Task to carry out: Hunt through the entries for the word "refresh" and copy each line in which it appears.
···
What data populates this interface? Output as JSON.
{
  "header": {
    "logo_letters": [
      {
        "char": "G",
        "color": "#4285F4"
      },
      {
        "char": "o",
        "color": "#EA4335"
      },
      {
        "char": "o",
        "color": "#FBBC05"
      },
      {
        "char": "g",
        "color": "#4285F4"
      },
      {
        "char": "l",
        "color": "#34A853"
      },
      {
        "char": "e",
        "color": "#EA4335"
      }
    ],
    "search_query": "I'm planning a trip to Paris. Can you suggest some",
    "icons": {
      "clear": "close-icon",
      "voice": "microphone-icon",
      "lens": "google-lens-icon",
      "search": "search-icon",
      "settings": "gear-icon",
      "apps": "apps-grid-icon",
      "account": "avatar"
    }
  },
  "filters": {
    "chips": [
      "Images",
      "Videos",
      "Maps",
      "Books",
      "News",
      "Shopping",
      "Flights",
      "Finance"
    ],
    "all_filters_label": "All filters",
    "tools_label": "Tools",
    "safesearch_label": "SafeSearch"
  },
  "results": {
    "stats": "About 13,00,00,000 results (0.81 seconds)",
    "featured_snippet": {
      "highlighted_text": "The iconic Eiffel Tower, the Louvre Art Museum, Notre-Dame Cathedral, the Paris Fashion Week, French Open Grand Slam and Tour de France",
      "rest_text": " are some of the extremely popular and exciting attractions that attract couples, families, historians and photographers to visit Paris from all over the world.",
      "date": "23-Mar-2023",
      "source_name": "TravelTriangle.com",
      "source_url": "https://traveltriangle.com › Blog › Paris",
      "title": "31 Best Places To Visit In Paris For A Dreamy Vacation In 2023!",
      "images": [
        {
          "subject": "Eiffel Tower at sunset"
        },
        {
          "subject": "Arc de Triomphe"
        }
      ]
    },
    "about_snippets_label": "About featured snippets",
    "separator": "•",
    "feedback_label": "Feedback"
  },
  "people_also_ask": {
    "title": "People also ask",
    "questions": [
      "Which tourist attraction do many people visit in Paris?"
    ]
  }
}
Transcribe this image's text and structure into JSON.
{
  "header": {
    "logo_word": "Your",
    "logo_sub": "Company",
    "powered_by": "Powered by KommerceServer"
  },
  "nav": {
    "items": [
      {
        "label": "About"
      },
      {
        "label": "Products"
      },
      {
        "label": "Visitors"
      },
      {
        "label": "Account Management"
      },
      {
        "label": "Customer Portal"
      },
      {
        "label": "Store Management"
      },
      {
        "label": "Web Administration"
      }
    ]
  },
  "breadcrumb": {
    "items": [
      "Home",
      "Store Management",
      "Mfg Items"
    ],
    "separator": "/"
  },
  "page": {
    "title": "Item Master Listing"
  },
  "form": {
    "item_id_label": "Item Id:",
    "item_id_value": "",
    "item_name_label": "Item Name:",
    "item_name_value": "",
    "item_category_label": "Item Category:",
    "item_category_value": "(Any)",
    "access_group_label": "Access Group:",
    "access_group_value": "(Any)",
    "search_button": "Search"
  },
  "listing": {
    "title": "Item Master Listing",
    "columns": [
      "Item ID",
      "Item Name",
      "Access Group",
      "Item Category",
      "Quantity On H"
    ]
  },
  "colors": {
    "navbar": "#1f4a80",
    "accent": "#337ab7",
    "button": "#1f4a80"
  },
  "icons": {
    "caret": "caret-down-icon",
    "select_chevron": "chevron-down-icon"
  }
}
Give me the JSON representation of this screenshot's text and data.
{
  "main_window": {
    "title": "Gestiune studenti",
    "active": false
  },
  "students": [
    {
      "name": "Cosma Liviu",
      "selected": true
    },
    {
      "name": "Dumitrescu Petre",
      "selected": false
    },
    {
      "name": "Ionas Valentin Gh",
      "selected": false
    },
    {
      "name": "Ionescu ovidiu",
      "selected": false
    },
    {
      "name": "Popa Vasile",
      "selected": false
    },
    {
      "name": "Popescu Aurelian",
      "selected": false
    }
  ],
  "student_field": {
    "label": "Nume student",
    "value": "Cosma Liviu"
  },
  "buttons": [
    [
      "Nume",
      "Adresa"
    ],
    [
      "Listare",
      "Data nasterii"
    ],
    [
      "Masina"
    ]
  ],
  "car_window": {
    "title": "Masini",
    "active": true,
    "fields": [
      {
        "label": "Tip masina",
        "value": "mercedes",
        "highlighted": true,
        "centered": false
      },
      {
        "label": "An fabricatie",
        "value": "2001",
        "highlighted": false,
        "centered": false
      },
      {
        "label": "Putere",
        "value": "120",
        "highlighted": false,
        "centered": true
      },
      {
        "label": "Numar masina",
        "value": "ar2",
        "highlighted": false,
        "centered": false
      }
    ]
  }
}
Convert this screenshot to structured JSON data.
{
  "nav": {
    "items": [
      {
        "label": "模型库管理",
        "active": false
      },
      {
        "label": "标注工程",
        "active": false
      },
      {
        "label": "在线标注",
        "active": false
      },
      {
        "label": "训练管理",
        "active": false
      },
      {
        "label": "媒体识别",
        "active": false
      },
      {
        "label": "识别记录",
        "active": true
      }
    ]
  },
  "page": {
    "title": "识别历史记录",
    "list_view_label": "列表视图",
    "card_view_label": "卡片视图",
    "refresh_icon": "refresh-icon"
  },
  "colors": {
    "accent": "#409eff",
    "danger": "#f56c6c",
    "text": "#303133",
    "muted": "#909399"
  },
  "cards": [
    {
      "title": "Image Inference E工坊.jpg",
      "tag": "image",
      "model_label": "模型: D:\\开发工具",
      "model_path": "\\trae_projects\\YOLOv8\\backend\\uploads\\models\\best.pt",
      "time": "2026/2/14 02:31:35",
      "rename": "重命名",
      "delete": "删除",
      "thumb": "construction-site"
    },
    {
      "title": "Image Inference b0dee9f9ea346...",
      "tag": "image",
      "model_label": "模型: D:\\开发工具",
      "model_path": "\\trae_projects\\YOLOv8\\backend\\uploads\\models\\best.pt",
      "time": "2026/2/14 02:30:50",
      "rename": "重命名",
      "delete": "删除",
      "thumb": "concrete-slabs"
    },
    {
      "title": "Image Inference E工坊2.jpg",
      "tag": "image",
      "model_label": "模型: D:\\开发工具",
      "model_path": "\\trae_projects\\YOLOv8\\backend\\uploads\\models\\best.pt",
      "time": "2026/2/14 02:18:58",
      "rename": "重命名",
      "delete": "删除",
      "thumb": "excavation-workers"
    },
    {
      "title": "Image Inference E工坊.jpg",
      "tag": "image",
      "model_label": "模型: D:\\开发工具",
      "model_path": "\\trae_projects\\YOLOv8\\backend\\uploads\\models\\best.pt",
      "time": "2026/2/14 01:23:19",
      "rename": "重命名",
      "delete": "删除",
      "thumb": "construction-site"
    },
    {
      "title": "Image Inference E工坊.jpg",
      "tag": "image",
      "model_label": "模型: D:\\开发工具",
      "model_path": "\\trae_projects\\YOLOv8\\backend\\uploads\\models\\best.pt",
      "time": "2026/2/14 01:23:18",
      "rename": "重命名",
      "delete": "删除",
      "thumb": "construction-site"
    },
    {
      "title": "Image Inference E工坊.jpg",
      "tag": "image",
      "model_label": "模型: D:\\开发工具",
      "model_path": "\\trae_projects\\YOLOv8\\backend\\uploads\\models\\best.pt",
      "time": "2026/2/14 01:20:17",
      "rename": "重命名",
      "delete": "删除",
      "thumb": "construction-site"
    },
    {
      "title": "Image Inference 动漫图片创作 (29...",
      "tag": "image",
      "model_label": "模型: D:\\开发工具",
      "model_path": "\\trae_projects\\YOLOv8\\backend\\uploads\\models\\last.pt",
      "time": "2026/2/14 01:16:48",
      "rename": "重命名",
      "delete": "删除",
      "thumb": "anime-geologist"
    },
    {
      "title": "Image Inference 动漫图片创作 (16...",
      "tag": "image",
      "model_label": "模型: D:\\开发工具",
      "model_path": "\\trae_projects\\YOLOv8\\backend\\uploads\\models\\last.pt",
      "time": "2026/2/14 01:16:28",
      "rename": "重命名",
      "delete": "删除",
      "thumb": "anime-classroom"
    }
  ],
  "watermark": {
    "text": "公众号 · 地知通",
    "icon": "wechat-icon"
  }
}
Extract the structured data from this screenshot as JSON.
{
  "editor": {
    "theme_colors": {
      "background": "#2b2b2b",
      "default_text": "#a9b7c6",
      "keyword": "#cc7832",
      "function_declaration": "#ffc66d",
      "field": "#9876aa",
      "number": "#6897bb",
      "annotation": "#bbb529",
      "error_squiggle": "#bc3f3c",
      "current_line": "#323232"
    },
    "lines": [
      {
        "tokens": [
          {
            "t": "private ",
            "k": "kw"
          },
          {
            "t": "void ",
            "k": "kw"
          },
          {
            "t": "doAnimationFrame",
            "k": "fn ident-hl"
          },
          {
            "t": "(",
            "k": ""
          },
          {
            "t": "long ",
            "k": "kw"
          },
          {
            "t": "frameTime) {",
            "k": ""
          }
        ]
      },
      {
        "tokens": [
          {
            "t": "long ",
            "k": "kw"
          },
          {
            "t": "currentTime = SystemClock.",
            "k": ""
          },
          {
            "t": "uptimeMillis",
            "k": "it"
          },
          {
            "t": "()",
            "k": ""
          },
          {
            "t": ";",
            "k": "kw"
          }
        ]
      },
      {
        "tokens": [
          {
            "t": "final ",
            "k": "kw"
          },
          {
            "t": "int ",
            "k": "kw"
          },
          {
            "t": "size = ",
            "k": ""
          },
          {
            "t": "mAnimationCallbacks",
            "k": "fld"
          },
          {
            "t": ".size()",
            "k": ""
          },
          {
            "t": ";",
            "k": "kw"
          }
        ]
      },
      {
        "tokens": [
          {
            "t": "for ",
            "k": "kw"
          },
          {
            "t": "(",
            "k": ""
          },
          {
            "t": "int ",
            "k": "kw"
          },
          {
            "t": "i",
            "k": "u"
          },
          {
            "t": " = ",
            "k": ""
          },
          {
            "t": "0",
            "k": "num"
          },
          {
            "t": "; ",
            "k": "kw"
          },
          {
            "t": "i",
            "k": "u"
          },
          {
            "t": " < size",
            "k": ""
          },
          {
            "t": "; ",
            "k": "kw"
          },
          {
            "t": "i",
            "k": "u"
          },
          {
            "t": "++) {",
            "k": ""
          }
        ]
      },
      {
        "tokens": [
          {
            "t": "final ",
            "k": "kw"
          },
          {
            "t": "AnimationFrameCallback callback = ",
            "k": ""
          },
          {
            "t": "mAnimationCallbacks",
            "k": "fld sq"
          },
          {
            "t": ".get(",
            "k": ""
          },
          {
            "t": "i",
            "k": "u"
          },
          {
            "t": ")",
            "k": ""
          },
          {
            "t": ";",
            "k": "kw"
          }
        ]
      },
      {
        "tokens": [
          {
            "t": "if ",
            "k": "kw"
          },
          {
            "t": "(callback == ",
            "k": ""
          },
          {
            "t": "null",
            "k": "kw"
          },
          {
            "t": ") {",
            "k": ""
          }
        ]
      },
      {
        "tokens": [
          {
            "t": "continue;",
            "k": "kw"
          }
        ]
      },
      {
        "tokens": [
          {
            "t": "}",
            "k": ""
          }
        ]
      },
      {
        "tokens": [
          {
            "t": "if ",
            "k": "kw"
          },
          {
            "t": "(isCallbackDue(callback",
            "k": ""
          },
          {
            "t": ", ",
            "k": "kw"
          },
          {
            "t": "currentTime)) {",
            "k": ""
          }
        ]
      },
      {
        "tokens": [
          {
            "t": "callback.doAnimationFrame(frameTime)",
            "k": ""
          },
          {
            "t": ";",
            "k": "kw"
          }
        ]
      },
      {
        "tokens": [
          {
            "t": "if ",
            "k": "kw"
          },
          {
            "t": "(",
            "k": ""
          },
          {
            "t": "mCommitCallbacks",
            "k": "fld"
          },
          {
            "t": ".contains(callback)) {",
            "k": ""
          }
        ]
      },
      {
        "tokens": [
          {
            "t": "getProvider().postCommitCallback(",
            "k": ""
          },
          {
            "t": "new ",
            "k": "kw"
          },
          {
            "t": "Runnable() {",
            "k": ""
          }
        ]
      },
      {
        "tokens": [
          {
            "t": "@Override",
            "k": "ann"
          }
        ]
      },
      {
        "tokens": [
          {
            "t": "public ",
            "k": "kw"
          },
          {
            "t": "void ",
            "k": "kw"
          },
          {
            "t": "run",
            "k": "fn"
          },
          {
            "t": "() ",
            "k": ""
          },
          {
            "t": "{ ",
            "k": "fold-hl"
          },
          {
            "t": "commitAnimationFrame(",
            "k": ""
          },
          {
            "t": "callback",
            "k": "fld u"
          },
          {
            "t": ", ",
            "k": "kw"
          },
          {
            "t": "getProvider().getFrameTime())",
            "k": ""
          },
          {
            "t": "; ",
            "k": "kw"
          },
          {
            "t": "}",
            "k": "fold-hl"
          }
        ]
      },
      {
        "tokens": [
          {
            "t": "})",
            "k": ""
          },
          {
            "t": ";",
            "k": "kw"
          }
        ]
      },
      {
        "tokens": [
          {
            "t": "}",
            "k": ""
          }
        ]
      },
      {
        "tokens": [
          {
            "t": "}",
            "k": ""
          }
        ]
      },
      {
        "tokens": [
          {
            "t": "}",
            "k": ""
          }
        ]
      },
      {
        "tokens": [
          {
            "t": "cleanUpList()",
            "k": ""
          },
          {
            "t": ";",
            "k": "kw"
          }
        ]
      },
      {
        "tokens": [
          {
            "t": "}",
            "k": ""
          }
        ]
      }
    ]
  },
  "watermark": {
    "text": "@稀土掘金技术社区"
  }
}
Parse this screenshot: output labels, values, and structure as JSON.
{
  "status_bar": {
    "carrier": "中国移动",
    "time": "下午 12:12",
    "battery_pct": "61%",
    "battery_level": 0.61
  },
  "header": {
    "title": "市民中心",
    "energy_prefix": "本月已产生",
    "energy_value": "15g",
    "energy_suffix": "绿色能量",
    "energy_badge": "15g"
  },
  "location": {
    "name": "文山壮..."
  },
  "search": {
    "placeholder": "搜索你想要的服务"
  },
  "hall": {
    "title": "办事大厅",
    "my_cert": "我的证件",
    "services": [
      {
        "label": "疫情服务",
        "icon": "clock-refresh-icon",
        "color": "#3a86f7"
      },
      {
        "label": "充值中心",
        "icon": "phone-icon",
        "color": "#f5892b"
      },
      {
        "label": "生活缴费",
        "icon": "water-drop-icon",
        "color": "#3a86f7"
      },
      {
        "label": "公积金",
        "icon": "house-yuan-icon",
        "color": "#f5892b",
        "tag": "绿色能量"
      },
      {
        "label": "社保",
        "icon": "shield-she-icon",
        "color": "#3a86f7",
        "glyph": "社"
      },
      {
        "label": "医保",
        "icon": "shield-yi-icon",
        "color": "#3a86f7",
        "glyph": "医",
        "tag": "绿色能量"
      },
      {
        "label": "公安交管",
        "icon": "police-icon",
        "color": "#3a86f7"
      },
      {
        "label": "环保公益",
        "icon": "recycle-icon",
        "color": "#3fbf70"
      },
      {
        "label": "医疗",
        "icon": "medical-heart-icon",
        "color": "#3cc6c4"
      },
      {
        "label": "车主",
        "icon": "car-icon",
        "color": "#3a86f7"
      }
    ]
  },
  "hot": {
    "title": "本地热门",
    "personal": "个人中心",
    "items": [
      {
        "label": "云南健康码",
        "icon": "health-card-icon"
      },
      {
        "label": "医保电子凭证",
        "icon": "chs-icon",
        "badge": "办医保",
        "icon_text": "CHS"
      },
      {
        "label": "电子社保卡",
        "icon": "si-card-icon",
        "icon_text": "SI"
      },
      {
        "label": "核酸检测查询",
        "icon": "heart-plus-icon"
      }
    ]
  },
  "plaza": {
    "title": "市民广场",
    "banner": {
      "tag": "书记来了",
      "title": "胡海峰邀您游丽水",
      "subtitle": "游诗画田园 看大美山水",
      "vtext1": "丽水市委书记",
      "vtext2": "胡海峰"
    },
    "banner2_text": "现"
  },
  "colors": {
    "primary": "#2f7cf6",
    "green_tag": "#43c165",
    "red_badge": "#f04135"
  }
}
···
Written answer:
    "refresh_icon": "refresh-icon"
        "icon": "clock-refresh-icon",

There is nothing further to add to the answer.